Your output should repeat the entries below exactly. It should contain no images.

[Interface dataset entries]
- Opening Delimiter -

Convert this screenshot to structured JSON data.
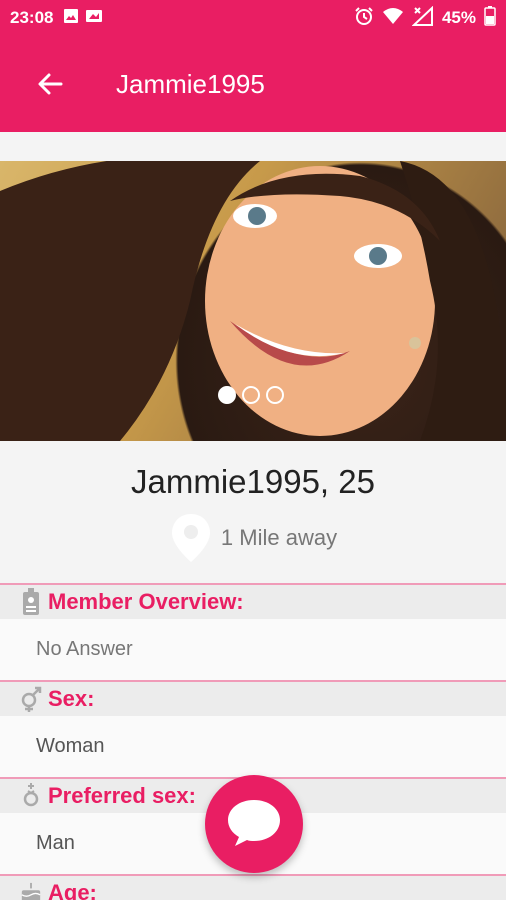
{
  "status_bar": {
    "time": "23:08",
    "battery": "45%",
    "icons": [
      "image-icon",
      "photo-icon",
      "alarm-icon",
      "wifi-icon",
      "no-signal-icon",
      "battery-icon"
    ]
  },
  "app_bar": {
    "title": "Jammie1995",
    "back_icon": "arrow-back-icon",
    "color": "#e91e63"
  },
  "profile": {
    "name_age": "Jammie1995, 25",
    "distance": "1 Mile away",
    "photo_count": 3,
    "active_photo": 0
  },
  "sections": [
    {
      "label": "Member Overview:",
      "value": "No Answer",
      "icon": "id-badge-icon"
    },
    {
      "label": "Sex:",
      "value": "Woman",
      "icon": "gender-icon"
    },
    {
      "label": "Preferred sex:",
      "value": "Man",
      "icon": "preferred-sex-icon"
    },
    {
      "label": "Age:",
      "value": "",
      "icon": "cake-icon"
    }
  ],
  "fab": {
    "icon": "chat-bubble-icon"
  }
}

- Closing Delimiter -

WRITTEN ANSWER >>
Convert this screenshot to structured JSON data.
{
  "status_bar": {
    "time": "23:08",
    "battery": "45%",
    "icons": [
      "image-icon",
      "photo-icon",
      "alarm-icon",
      "wifi-icon",
      "no-signal-icon",
      "battery-icon"
    ]
  },
  "app_bar": {
    "title": "Jammie1995",
    "back_icon": "arrow-back-icon",
    "color": "#e91e63"
  },
  "profile": {
    "name_age": "Jammie1995, 25",
    "distance": "1 Mile away",
    "photo_count": 3,
    "active_photo": 0
  },
  "sections": [
    {
      "label": "Member Overview:",
      "value": "No Answer",
      "icon": "id-badge-icon"
    },
    {
      "label": "Sex:",
      "value": "Woman",
      "icon": "gender-icon"
    },
    {
      "label": "Preferred sex:",
      "value": "Man",
      "icon": "preferred-sex-icon"
    },
    {
      "label": "Age:",
      "value": "",
      "icon": "cake-icon"
    }
  ],
  "fab": {
    "icon": "chat-bubble-icon"
  }
}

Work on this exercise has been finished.